● What the task asks: Pull each line containing "community" out of the data and copy it.

Information provided: Begin

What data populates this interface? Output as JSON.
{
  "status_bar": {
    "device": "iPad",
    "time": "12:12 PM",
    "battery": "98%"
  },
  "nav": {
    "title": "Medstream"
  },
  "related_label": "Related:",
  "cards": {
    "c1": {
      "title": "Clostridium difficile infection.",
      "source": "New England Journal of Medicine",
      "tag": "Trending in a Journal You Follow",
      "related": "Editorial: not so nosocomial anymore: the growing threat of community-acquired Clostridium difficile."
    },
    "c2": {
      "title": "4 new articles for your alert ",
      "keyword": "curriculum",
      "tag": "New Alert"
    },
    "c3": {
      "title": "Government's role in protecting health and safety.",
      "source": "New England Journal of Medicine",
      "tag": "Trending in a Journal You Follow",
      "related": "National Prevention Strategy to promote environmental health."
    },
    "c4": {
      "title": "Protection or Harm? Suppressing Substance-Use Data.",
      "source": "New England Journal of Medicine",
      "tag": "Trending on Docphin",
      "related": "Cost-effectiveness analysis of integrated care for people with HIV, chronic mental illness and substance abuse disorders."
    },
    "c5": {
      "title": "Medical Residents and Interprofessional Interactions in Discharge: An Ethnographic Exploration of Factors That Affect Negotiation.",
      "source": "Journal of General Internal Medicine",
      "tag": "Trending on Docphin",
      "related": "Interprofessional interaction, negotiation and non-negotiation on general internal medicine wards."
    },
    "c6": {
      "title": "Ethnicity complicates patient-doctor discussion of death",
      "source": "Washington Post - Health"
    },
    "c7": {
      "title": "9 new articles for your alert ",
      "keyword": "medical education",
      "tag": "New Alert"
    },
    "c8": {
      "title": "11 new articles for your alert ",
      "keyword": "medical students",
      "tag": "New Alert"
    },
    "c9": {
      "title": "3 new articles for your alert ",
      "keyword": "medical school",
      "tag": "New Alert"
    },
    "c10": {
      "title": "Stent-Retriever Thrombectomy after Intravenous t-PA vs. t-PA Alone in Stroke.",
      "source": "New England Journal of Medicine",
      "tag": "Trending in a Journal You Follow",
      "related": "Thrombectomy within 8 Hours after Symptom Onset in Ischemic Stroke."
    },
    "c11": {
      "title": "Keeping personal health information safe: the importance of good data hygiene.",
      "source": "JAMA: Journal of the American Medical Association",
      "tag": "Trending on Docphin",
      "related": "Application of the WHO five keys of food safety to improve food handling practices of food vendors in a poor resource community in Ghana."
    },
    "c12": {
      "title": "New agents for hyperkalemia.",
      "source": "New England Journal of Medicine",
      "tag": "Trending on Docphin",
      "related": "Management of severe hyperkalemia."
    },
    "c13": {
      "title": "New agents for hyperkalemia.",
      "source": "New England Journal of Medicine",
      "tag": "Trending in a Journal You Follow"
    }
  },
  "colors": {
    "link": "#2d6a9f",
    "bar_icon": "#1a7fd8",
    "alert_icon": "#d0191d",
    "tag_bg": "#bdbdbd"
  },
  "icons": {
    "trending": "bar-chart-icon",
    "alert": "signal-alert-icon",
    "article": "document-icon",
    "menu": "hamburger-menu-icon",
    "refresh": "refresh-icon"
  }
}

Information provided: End

● Solved exercise:
      "related": "Editorial: not so nosocomial anymore: the growing threat of community-acquired Clostridium difficile."
      "related": "Application of the WHO five keys of food safety to improve food handling practices of food vendors in a poor resource community in Ghana."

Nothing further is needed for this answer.